(Website and app data records)
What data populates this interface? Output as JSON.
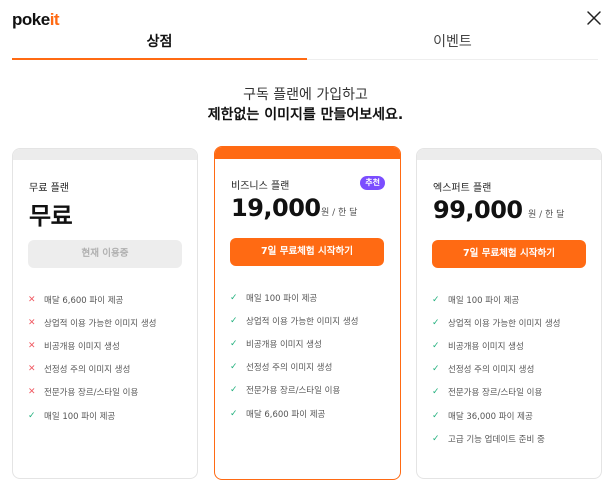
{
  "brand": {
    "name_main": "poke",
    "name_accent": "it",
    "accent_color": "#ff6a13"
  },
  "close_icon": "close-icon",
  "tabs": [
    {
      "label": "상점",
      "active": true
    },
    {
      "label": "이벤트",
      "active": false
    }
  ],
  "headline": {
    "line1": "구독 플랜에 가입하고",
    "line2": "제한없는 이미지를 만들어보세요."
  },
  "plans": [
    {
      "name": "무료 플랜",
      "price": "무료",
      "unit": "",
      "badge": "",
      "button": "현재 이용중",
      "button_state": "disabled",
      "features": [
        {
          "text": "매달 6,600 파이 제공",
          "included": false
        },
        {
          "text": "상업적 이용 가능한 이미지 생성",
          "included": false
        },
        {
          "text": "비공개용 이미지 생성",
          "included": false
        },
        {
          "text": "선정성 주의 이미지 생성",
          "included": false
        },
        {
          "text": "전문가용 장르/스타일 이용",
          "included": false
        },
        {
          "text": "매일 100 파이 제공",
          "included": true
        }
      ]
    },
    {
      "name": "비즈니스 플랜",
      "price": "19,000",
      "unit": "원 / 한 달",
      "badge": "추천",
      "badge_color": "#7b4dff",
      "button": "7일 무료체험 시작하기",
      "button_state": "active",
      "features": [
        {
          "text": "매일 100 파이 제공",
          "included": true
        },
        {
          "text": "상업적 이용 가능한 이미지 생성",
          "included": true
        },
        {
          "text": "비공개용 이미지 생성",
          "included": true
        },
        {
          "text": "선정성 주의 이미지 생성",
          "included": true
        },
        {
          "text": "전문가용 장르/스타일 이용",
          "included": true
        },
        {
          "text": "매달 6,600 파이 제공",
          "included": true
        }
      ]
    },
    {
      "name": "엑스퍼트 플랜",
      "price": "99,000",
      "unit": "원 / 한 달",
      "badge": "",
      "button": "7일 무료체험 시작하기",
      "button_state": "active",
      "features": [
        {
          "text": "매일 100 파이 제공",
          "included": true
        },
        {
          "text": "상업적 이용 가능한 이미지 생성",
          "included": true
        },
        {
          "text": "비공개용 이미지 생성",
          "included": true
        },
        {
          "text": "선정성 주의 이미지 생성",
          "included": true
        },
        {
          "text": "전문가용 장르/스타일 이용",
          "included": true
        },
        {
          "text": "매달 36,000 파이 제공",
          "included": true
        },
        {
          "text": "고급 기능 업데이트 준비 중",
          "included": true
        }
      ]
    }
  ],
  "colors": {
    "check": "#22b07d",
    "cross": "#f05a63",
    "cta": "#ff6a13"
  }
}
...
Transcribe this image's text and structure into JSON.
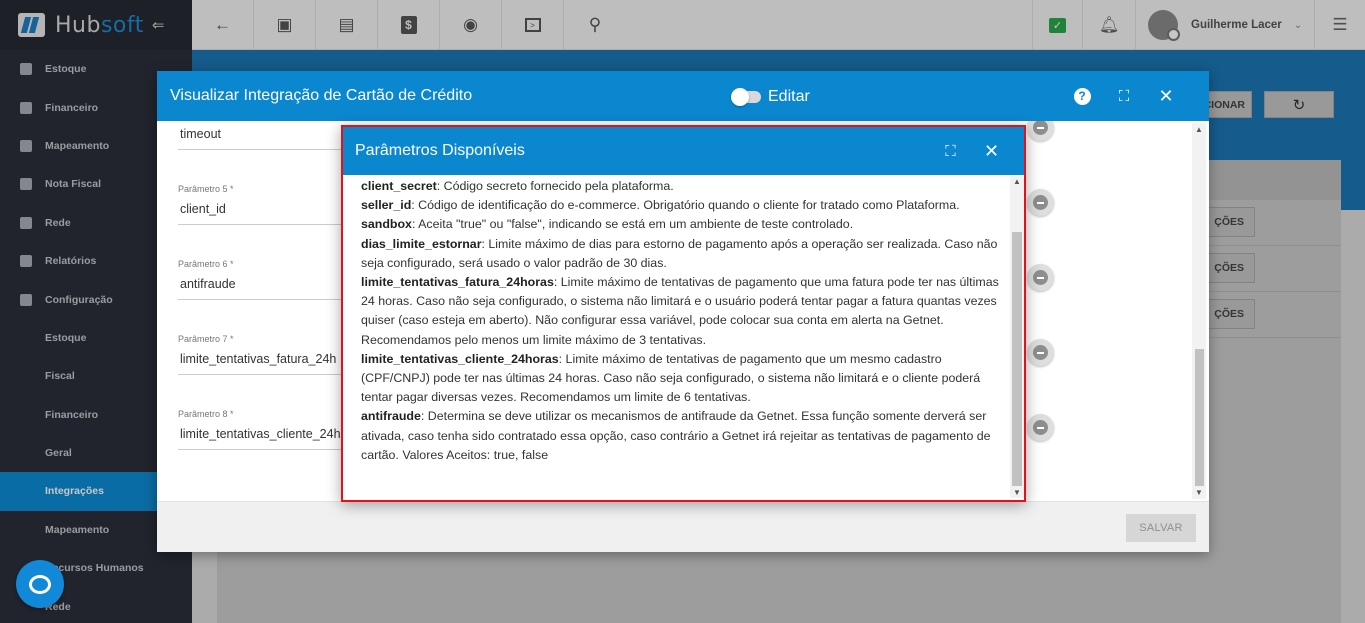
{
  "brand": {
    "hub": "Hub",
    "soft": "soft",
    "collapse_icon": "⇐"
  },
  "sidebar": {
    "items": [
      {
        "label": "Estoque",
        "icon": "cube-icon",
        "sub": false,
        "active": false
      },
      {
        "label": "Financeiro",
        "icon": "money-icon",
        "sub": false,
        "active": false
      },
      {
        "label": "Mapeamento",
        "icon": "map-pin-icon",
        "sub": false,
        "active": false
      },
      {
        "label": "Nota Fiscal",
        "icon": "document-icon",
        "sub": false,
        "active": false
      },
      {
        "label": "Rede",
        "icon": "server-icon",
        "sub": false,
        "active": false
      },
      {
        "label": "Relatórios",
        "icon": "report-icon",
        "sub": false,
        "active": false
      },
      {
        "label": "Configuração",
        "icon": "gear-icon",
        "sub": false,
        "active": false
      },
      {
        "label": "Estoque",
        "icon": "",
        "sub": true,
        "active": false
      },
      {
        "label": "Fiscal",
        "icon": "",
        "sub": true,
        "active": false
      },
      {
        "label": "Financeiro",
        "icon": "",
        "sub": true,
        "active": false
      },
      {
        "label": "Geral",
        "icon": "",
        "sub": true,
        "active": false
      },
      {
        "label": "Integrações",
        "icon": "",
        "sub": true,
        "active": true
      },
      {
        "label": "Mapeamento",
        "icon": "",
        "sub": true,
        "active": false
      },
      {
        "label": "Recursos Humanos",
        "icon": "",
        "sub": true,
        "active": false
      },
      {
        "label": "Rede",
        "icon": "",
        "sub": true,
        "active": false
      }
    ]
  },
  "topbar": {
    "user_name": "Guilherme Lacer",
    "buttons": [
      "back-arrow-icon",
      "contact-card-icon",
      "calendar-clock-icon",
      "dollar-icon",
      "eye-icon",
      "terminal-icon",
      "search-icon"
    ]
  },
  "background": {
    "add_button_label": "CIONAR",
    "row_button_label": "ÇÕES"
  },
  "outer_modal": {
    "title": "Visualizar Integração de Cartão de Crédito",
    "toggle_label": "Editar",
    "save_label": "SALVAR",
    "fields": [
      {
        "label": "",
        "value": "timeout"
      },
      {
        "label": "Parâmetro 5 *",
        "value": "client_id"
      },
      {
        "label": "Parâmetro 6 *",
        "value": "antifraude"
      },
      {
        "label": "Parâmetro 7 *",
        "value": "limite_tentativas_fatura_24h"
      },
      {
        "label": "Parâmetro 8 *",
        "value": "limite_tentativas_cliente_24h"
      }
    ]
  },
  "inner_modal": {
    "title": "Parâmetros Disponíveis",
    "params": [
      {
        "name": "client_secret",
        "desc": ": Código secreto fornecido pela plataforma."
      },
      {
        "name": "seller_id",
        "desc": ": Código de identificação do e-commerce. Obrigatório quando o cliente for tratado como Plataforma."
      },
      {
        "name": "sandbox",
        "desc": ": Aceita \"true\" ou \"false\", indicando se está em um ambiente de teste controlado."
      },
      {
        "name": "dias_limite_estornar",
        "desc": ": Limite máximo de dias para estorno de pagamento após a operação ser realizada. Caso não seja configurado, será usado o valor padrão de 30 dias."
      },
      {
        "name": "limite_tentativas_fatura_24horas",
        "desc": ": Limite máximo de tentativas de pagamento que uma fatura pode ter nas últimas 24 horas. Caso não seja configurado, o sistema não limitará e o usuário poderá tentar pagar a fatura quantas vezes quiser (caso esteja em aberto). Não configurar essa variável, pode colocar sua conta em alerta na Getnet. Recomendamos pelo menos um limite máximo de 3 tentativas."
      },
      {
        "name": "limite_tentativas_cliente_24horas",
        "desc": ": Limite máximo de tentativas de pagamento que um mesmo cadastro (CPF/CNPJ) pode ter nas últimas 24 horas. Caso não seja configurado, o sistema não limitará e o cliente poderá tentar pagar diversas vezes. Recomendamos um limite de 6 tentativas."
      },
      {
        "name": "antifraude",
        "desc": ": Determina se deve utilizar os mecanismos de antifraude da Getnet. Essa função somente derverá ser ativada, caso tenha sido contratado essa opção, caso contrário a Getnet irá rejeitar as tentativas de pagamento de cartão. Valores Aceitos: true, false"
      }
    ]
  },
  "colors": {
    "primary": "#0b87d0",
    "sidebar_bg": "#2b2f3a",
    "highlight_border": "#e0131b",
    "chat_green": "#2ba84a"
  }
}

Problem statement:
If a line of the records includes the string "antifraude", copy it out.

Written answer:
        "value": "antifraude"
        "name": "antifraude",
        "desc": ": Determina se deve utilizar os mecanismos de antifraude da Getnet. Essa função somente derverá ser ativada, caso tenha sido contratado essa opção, caso contrário a Getnet irá rejeitar as tentativas de pagamento de cartão. Valores Aceitos: true, false"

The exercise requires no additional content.